Now. Casual but not too casual. A hint of a strut. The hooded boy starts to turn as I touch that most vital part of him. The beginning of a slight smile of pride as he thinks yet another comes to praise his weapon. His eyes though quickly turn to incomprehension as my hand slides along the rifle and clicks the safety. Well maintained, well oiled, well loved, a small but distinct click. "But..." he begins in a voice of bewilderment. I slip my finger through the trigger guard and pull. The heavens open and the hammer of the thunder god strikes. Lightning strikes the scene and I see open mouthed O's from the cafe. Those outside do not strut in the flash. They stand in mute worship. They stand now as mindless actors in a play. I imagine hearts are struggling to race, to enter the flight or fight response that loud noises engender. Several reporters, veterans of countless shootings in this city, are already diving for cover. My heart though, for the first time in months slows, anticipating peace.

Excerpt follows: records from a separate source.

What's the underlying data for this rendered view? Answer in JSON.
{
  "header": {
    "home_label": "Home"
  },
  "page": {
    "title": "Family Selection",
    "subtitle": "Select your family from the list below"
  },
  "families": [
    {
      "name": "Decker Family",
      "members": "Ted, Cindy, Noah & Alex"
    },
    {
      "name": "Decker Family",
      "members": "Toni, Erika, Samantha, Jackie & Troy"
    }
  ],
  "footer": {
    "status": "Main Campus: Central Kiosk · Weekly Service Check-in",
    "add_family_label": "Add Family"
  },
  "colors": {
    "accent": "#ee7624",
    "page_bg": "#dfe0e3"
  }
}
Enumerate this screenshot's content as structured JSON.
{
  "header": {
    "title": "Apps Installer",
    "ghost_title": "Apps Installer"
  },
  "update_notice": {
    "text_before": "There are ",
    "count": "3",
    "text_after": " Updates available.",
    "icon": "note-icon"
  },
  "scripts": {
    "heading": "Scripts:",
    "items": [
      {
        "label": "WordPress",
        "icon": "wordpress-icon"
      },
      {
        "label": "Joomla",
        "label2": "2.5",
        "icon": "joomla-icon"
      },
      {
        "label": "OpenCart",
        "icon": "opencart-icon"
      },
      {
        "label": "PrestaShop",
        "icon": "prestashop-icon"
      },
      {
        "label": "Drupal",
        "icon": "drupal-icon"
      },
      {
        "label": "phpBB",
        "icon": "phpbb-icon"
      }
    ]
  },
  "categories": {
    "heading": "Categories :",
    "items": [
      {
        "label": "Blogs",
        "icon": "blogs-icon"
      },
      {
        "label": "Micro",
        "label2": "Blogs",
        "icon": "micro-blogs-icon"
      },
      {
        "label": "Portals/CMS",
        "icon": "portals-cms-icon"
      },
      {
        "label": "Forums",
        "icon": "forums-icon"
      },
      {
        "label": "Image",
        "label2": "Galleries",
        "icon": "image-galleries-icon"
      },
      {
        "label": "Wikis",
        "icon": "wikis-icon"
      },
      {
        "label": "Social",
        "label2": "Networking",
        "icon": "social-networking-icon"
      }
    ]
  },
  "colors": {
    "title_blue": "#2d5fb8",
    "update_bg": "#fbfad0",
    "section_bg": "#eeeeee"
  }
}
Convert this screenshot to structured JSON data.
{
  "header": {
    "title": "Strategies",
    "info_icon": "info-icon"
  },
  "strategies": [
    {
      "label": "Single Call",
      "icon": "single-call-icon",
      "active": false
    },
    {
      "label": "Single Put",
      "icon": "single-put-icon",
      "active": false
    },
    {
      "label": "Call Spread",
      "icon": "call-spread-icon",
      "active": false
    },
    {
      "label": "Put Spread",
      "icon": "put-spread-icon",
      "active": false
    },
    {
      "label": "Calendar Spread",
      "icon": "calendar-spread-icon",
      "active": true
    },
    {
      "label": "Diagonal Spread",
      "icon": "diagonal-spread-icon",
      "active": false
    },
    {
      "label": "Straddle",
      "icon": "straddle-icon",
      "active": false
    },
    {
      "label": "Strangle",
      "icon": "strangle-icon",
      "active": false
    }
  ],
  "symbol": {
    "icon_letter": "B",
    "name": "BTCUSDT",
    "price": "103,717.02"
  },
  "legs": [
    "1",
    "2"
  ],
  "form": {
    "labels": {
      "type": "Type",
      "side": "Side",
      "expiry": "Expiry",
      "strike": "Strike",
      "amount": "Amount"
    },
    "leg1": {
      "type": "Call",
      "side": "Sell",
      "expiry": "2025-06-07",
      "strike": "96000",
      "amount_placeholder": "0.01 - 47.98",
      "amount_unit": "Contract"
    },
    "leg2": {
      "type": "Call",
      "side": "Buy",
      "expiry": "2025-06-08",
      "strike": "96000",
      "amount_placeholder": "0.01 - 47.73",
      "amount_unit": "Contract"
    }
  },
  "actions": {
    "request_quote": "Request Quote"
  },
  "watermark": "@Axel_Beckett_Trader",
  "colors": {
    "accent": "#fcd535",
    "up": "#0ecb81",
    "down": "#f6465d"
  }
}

The youth and his rifle are being pulled from my hand when the next hammer strikes. Bang and flash, and the rifle skews further around in recoil roaring its power into the sky. My finger is dislocated yet still firmly on the trigger as round after round races skywards and the hooded youth staggers still entangled in his weapon. Any moment now and people will kill people.
I hear a god strike. A gun in the hands of someone who can kill has spoken. I await. Will it be quickly dark? Will it hurt, or burn, or even freeze? I raise my hands to the heavens releasing the trigger. I hear a quiet "oh..." and wonder for a moment if that was to be the beginning of my last words. But then another god strikes from another part of the realm. The hooded youth knocks me as he falls, and then my hand begins to signal its agony.
A drum beat continues in my ears. Is it the sound of my heart or the ongoing hammer? Surely I should be fading from this woe filled world by now. I should not be able to hear the call of ambulance sirens. I should not be able to hear the screaming of the reporters either injured by the people who kill people or shouting about their scoop.
People do kill people, but on this occasion, people did not kill me.